| Problem requirements |
Your output should reproduce each entry exactly, with none of its pictures.

━━━━━ Exercise materials

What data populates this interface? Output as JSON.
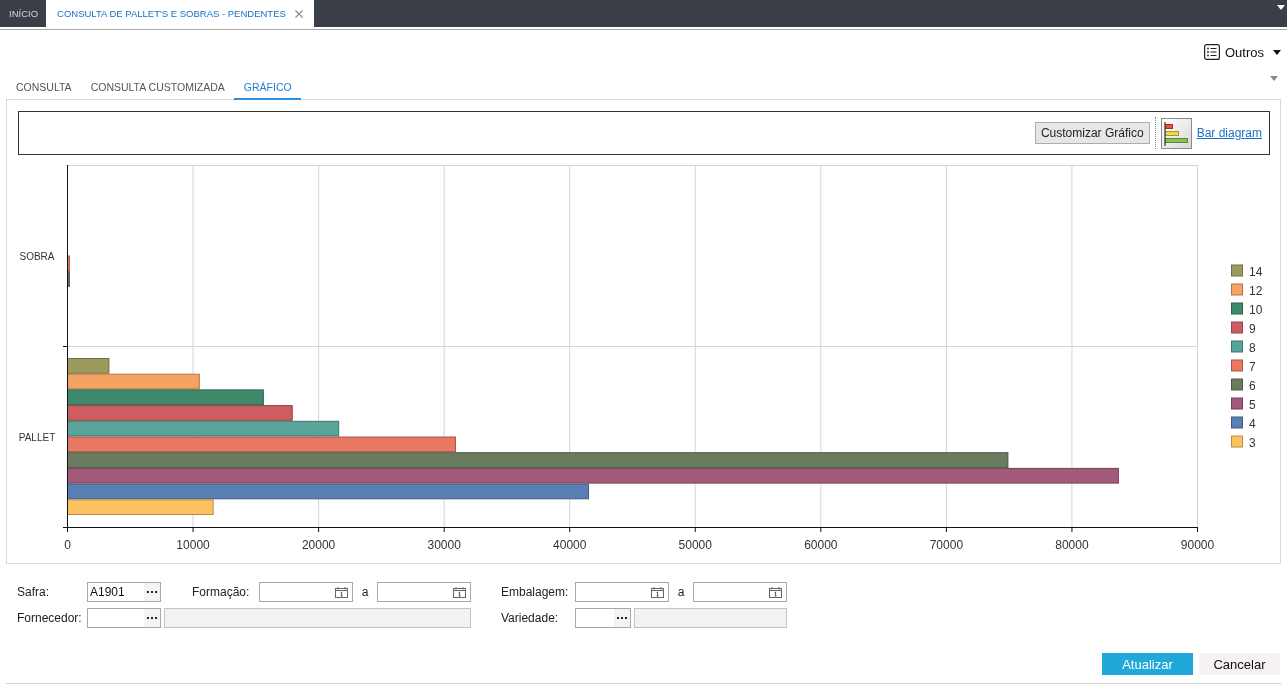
{
  "top_tabs": [
    {
      "label": "INÍCIO",
      "selected": false,
      "closable": false
    },
    {
      "label": "CONSULTA DE PALLET'S E SOBRAS - PENDENTES",
      "selected": true,
      "closable": true
    }
  ],
  "header": {
    "menu_button": "Outros"
  },
  "view_tabs": [
    {
      "label": "CONSULTA",
      "selected": false
    },
    {
      "label": "CONSULTA CUSTOMIZADA",
      "selected": false
    },
    {
      "label": "GRÁFICO",
      "selected": true
    }
  ],
  "chart_panel": {
    "customize_button": "Customizar Gráfico",
    "chart_type_link": "Bar diagram",
    "chart_data": {
      "type": "bar",
      "orientation": "horizontal",
      "grid": true,
      "legend": "right",
      "categories": [
        "SOBRA",
        "PALLET"
      ],
      "series": [
        {
          "name": "14",
          "color": "#9c9a5c",
          "values": [
            0,
            3300
          ]
        },
        {
          "name": "12",
          "color": "#f6a263",
          "values": [
            0,
            10500
          ]
        },
        {
          "name": "10",
          "color": "#3f8a6a",
          "values": [
            0,
            15600
          ]
        },
        {
          "name": "9",
          "color": "#cd5c63",
          "values": [
            0,
            17900
          ]
        },
        {
          "name": "8",
          "color": "#58a39a",
          "values": [
            0,
            21600
          ]
        },
        {
          "name": "7",
          "color": "#e87862",
          "values": [
            150,
            30900
          ]
        },
        {
          "name": "6",
          "color": "#6a7c60",
          "values": [
            150,
            74900
          ]
        },
        {
          "name": "5",
          "color": "#a35a7a",
          "values": [
            0,
            83700
          ]
        },
        {
          "name": "4",
          "color": "#5a7fb5",
          "values": [
            0,
            41500
          ]
        },
        {
          "name": "3",
          "color": "#fdc260",
          "values": [
            0,
            11600
          ]
        }
      ],
      "xlim": [
        0,
        90000
      ],
      "xticks": [
        0,
        10000,
        20000,
        30000,
        40000,
        50000,
        60000,
        70000,
        80000,
        90000
      ]
    }
  },
  "filter_rows": [
    [
      {
        "kind": "lookup",
        "label": "Safra:",
        "value": "A1901"
      },
      {
        "kind": "date_range",
        "label": "Formação:",
        "separator": "a"
      },
      {
        "kind": "date_range",
        "label": "Embalagem:",
        "separator": "a"
      }
    ],
    [
      {
        "kind": "lookup_with_description",
        "label": "Fornecedor:"
      },
      {
        "kind": "lookup_with_description",
        "label": "Variedade:"
      }
    ]
  ],
  "buttons": [
    {
      "label": "Atualizar",
      "kind": "primary"
    },
    {
      "label": "Cancelar",
      "kind": "secondary"
    }
  ]
}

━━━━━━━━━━

| Problem solution |
What data populates this interface? Output as JSON.
{
  "top_tabs": [
    {
      "label": "INÍCIO",
      "selected": false,
      "closable": false
    },
    {
      "label": "CONSULTA DE PALLET'S E SOBRAS - PENDENTES",
      "selected": true,
      "closable": true
    }
  ],
  "header": {
    "menu_button": "Outros"
  },
  "view_tabs": [
    {
      "label": "CONSULTA",
      "selected": false
    },
    {
      "label": "CONSULTA CUSTOMIZADA",
      "selected": false
    },
    {
      "label": "GRÁFICO",
      "selected": true
    }
  ],
  "chart_panel": {
    "customize_button": "Customizar Gráfico",
    "chart_type_link": "Bar diagram",
    "chart_data": {
      "type": "bar",
      "orientation": "horizontal",
      "grid": true,
      "legend": "right",
      "categories": [
        "SOBRA",
        "PALLET"
      ],
      "series": [
        {
          "name": "14",
          "color": "#9c9a5c",
          "values": [
            0,
            3300
          ]
        },
        {
          "name": "12",
          "color": "#f6a263",
          "values": [
            0,
            10500
          ]
        },
        {
          "name": "10",
          "color": "#3f8a6a",
          "values": [
            0,
            15600
          ]
        },
        {
          "name": "9",
          "color": "#cd5c63",
          "values": [
            0,
            17900
          ]
        },
        {
          "name": "8",
          "color": "#58a39a",
          "values": [
            0,
            21600
          ]
        },
        {
          "name": "7",
          "color": "#e87862",
          "values": [
            150,
            30900
          ]
        },
        {
          "name": "6",
          "color": "#6a7c60",
          "values": [
            150,
            74900
          ]
        },
        {
          "name": "5",
          "color": "#a35a7a",
          "values": [
            0,
            83700
          ]
        },
        {
          "name": "4",
          "color": "#5a7fb5",
          "values": [
            0,
            41500
          ]
        },
        {
          "name": "3",
          "color": "#fdc260",
          "values": [
            0,
            11600
          ]
        }
      ],
      "xlim": [
        0,
        90000
      ],
      "xticks": [
        0,
        10000,
        20000,
        30000,
        40000,
        50000,
        60000,
        70000,
        80000,
        90000
      ]
    }
  },
  "filter_rows": [
    [
      {
        "kind": "lookup",
        "label": "Safra:",
        "value": "A1901"
      },
      {
        "kind": "date_range",
        "label": "Formação:",
        "separator": "a"
      },
      {
        "kind": "date_range",
        "label": "Embalagem:",
        "separator": "a"
      }
    ],
    [
      {
        "kind": "lookup_with_description",
        "label": "Fornecedor:"
      },
      {
        "kind": "lookup_with_description",
        "label": "Variedade:"
      }
    ]
  ],
  "buttons": [
    {
      "label": "Atualizar",
      "kind": "primary"
    },
    {
      "label": "Cancelar",
      "kind": "secondary"
    }
  ]
}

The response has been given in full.